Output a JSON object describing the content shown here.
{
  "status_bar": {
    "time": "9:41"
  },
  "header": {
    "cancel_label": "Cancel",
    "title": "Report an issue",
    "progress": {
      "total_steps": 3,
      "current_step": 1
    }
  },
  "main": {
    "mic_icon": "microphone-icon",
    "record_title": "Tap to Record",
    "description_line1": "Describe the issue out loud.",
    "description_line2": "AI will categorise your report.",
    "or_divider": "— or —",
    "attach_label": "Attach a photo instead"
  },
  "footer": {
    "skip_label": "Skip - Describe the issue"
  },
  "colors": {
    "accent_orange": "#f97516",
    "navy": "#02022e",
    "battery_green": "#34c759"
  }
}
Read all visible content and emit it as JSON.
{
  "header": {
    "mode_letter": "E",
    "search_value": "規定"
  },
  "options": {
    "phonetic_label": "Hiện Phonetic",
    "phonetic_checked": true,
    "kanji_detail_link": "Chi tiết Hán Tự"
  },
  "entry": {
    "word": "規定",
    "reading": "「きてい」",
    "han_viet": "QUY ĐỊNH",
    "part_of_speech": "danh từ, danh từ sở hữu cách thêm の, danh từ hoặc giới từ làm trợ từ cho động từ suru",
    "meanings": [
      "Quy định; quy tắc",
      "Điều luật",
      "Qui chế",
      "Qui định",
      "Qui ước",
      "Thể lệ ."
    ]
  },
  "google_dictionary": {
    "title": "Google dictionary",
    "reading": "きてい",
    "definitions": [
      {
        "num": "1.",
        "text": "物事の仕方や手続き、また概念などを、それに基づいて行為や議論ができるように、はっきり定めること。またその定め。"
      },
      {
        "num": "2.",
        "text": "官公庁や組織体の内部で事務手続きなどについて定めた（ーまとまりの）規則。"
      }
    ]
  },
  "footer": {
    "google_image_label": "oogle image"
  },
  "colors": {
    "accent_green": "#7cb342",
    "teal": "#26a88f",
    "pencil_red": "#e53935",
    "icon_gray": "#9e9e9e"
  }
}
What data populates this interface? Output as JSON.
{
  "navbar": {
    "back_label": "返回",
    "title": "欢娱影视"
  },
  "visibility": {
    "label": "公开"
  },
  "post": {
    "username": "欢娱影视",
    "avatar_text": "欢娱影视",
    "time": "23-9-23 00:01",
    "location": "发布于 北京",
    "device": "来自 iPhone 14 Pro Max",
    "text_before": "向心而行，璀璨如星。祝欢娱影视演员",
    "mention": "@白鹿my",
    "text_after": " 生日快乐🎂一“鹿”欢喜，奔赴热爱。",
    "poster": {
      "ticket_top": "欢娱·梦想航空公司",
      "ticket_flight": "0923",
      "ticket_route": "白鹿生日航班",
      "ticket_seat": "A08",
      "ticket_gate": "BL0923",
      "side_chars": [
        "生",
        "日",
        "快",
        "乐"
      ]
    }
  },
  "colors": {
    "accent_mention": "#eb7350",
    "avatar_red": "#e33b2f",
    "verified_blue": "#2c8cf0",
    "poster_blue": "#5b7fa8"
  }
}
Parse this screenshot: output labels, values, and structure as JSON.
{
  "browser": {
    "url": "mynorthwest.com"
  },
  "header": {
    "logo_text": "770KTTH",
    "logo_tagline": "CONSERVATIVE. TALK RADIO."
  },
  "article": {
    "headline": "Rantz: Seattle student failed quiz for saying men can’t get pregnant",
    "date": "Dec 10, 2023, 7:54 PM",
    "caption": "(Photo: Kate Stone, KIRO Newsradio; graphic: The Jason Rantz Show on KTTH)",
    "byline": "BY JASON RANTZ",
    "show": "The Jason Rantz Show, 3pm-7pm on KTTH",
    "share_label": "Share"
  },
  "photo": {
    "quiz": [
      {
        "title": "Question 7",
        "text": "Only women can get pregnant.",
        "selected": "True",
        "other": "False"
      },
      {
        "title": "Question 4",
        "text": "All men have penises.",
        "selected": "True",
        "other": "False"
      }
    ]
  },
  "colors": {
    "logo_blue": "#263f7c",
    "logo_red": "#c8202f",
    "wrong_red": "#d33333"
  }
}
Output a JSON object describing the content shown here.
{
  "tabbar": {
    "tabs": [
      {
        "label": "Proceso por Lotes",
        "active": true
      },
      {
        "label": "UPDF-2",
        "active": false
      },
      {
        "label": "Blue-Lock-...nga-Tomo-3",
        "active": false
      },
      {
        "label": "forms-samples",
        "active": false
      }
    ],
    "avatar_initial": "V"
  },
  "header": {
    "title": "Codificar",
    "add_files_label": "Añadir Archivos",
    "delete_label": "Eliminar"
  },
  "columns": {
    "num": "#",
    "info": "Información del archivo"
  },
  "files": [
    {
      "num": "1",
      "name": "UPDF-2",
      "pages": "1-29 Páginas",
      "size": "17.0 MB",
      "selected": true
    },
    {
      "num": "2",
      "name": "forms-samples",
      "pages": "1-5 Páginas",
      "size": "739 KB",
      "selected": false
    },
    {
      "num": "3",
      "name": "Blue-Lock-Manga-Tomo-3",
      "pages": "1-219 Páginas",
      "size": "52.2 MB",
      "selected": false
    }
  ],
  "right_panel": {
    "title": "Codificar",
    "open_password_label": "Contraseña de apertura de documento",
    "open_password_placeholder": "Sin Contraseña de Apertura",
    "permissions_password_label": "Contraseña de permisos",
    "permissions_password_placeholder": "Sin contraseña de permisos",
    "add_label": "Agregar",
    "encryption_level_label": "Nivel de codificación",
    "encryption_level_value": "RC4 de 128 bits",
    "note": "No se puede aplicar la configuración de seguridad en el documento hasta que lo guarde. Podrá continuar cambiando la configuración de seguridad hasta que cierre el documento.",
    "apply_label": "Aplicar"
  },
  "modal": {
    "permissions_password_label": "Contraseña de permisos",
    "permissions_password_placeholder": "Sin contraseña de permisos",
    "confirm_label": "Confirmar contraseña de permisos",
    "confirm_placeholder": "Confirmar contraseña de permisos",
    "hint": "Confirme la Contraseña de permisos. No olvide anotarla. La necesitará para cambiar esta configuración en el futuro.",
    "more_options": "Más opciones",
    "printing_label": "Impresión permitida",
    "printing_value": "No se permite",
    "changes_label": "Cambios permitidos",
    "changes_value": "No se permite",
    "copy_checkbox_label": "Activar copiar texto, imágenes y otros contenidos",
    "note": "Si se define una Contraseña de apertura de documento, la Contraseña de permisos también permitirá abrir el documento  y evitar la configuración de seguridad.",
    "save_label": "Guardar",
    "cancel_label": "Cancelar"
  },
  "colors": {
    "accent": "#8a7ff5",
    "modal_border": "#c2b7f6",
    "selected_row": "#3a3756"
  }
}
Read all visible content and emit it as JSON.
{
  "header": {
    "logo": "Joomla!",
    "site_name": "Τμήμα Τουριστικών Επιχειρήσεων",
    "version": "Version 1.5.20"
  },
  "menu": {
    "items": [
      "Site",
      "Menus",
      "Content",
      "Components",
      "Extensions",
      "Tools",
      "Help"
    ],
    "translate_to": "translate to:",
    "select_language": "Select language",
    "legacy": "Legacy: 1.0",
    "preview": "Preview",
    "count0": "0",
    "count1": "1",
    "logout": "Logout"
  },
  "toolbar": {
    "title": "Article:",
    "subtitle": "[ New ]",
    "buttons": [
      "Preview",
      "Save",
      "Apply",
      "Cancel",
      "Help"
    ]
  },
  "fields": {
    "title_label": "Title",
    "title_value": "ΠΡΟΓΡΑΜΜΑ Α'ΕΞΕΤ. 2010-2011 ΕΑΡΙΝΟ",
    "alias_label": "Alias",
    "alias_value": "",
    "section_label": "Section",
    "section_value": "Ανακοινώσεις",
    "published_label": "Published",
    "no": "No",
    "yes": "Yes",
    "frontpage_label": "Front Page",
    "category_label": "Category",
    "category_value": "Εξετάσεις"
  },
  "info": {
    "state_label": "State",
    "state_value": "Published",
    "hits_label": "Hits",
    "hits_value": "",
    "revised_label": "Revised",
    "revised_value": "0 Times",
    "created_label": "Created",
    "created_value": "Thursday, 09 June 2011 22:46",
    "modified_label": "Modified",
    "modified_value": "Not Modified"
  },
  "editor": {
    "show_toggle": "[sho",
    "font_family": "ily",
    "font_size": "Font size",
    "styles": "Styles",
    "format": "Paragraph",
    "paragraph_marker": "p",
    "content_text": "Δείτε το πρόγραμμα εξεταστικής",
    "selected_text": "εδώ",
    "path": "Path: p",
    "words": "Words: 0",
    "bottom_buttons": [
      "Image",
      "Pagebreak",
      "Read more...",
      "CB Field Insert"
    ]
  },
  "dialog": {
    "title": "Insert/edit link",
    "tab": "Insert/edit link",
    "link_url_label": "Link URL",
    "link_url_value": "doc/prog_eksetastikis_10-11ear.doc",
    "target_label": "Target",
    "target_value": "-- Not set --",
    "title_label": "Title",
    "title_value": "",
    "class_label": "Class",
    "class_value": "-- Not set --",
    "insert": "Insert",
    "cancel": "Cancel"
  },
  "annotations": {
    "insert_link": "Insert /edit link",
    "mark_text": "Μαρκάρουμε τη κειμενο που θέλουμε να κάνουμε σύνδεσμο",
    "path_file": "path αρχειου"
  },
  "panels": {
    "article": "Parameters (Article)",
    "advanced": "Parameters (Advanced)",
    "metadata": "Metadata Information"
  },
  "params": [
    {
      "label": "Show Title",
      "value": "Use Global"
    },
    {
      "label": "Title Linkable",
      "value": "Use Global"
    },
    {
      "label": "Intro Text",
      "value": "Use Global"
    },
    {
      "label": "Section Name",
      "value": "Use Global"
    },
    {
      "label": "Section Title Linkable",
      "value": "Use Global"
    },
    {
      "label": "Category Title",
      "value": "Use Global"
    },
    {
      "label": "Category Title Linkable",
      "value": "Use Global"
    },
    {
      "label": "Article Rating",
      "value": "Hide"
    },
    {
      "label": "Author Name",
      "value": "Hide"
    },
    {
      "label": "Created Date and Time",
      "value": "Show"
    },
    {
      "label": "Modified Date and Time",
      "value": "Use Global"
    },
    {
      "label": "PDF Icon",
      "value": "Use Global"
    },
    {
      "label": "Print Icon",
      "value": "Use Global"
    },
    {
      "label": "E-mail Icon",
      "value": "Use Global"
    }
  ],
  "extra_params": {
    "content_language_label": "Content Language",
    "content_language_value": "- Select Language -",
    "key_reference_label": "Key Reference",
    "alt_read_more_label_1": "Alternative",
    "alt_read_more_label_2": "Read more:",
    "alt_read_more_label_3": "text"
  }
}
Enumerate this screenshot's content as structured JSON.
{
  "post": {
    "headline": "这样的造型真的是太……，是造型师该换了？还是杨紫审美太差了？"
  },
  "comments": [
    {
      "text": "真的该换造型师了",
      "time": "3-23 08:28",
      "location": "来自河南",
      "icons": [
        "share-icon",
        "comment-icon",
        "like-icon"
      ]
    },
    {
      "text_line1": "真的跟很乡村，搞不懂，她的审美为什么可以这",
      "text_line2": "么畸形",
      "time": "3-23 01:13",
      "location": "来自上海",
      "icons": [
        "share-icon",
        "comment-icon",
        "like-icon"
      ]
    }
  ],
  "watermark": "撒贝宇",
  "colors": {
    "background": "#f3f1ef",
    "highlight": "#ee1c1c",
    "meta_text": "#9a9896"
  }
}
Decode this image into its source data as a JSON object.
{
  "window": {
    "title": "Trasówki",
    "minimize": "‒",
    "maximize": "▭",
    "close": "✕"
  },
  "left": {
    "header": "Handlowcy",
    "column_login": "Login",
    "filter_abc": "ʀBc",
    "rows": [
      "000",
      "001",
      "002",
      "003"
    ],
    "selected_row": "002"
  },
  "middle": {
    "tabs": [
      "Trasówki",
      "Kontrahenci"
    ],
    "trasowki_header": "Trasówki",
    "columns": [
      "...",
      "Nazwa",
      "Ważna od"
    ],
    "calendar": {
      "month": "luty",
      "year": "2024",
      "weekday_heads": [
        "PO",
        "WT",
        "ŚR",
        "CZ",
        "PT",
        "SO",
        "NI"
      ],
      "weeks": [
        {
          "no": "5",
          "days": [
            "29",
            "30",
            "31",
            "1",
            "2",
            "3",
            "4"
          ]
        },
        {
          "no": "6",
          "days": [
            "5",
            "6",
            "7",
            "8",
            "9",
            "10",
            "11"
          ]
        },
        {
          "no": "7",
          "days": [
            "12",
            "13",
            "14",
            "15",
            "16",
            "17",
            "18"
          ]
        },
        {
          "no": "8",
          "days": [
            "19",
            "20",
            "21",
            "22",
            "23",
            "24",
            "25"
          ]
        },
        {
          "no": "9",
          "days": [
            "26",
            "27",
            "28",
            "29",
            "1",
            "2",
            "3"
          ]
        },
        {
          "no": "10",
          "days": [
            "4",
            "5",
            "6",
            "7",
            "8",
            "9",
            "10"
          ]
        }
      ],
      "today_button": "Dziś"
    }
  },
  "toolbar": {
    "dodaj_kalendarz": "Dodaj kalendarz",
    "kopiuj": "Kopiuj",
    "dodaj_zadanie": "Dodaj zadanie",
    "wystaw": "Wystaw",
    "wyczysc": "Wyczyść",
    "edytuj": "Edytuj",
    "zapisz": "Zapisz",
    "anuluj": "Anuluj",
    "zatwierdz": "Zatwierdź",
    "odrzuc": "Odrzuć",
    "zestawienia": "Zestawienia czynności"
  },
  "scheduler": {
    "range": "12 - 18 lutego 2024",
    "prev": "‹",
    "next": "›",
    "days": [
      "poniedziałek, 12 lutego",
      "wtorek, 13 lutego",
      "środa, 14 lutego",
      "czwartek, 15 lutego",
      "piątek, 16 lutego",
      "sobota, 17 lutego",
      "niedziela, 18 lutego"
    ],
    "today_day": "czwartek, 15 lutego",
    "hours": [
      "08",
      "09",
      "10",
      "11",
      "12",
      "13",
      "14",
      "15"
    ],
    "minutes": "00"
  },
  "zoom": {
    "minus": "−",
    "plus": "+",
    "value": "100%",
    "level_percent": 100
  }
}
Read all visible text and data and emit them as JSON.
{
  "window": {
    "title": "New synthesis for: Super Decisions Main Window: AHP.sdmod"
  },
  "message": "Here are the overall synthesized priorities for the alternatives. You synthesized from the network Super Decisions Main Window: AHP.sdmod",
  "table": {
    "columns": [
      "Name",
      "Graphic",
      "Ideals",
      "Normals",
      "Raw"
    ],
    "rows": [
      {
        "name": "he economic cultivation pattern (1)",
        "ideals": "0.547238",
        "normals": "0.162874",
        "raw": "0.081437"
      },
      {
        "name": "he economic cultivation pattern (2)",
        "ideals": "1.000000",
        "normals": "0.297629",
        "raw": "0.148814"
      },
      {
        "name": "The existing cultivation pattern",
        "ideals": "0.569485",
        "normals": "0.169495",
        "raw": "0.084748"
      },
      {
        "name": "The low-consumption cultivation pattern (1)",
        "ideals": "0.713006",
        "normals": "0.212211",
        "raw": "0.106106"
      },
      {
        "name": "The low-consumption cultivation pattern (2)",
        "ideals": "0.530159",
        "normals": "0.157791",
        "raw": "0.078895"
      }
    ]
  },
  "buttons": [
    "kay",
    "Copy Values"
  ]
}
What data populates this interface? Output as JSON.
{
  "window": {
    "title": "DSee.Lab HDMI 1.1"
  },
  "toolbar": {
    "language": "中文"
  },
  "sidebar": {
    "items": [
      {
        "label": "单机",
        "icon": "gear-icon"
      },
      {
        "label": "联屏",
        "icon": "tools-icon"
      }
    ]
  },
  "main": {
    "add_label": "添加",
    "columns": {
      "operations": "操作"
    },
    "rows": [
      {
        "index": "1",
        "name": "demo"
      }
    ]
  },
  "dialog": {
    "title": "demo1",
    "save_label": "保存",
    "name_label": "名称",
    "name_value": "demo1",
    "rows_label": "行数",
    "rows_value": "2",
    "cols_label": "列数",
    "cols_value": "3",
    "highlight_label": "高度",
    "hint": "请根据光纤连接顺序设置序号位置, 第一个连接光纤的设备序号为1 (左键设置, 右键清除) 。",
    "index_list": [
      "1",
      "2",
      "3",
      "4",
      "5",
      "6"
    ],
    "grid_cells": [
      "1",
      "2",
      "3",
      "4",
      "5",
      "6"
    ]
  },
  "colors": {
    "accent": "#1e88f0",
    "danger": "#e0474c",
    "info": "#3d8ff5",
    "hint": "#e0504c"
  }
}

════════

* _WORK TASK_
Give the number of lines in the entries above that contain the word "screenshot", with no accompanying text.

* _YOUR SOLUTION_
2